WHAT IS NEEDED:
Go over the lines below, and when one contains the word "Typnät", copy it.

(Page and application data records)

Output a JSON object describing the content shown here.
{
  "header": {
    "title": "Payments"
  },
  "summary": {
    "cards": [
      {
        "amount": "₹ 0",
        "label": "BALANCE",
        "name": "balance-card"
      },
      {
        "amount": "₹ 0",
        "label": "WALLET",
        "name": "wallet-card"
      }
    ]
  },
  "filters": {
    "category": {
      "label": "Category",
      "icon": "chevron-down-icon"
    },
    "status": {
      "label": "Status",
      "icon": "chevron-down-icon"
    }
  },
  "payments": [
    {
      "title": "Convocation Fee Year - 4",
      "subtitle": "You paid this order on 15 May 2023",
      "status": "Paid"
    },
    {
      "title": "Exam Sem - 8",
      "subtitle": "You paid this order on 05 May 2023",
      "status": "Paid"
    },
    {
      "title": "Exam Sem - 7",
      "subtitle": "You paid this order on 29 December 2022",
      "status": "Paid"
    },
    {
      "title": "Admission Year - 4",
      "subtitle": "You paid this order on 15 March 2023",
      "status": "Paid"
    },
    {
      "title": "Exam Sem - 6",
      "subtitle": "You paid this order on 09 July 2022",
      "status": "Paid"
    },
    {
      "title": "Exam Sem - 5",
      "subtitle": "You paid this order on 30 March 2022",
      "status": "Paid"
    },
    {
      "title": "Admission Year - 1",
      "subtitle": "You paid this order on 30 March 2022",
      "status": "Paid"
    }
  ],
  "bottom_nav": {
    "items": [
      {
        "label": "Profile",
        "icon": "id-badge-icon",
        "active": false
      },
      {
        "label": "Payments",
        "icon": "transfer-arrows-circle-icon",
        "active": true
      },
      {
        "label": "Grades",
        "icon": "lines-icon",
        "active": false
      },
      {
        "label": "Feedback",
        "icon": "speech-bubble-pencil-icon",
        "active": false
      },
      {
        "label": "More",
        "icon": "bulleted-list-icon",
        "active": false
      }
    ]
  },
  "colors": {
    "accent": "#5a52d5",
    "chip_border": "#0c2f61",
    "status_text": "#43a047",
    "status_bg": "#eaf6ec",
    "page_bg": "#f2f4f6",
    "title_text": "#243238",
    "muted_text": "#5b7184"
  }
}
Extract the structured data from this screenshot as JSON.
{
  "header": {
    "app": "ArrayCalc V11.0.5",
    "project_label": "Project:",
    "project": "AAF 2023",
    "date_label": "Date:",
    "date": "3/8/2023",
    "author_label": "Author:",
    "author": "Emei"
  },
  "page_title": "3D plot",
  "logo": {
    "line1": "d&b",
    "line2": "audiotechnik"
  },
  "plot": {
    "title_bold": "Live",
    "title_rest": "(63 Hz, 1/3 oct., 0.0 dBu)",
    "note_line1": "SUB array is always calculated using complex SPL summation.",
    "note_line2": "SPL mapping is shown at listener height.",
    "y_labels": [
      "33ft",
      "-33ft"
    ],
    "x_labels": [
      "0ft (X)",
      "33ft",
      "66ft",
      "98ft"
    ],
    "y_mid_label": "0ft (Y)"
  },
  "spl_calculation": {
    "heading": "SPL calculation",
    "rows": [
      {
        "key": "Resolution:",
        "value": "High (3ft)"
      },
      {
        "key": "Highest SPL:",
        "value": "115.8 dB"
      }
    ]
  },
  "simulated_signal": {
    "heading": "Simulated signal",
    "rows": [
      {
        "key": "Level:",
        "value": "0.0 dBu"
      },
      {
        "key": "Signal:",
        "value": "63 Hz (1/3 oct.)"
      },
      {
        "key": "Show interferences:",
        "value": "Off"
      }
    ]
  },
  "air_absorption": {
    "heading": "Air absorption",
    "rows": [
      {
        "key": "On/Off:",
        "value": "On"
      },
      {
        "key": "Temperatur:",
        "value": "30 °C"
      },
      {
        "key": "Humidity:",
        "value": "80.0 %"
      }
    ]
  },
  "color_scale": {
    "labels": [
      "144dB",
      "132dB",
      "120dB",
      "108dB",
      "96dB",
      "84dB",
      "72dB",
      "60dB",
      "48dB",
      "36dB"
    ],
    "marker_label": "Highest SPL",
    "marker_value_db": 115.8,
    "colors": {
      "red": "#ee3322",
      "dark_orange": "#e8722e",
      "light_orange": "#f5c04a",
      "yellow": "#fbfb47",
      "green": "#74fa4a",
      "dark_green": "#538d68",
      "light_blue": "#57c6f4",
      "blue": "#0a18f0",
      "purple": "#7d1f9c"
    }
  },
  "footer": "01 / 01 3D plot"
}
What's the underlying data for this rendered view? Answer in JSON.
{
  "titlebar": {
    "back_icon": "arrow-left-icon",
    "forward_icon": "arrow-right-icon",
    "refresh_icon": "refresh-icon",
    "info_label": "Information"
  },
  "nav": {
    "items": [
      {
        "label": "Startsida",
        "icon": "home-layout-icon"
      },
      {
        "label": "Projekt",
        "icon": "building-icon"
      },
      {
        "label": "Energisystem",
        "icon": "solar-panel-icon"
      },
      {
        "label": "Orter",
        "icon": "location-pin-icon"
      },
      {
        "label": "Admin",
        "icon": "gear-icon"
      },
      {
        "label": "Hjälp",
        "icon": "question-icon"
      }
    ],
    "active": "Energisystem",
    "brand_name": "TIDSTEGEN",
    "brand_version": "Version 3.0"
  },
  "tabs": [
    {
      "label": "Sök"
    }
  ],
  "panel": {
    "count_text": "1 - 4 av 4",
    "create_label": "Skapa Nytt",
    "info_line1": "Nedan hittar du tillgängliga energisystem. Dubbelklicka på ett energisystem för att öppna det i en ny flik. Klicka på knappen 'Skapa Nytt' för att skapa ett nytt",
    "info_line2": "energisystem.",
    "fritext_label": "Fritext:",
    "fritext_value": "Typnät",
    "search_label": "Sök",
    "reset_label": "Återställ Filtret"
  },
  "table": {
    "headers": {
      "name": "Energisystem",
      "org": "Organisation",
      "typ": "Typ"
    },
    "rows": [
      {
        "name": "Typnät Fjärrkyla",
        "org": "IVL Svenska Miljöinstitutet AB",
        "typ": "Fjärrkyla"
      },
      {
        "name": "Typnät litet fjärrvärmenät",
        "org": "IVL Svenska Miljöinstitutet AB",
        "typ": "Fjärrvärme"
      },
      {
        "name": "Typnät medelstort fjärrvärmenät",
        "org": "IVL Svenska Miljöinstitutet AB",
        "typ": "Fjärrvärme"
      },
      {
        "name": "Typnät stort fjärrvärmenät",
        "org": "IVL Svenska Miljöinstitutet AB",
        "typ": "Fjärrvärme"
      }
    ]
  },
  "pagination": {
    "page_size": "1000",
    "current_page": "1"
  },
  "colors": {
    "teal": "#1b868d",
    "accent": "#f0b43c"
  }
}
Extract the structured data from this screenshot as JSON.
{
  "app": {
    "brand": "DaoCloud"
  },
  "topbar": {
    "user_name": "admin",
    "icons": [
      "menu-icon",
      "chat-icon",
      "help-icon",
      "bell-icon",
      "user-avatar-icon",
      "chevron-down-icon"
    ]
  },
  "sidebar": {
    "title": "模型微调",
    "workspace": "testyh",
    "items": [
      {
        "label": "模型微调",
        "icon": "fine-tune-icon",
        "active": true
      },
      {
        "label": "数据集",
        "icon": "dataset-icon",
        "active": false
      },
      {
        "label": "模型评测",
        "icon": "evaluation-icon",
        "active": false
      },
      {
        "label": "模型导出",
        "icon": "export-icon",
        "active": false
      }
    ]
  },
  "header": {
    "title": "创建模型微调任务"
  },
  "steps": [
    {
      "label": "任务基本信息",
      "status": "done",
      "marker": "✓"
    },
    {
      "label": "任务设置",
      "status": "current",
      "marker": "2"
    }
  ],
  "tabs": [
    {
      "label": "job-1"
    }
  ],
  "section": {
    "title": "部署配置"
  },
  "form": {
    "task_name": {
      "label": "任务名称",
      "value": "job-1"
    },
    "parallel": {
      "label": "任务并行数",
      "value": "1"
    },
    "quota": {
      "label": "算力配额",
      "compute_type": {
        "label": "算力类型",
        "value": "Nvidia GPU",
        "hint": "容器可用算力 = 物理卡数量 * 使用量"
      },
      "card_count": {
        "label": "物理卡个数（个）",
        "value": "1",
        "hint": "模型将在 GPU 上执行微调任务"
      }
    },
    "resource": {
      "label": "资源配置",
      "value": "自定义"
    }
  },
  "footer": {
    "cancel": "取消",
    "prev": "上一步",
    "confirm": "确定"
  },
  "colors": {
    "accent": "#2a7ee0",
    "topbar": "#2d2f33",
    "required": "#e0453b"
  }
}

RESPONSE FOR THIS EXERCISE:
    "fritext_value": "Typnät",
        "name": "Typnät Fjärrkyla",
        "name": "Typnät litet fjärrvärmenät",
        "name": "Typnät medelstort fjärrvärmenät",
        "name": "Typnät stort fjärrvärmenät",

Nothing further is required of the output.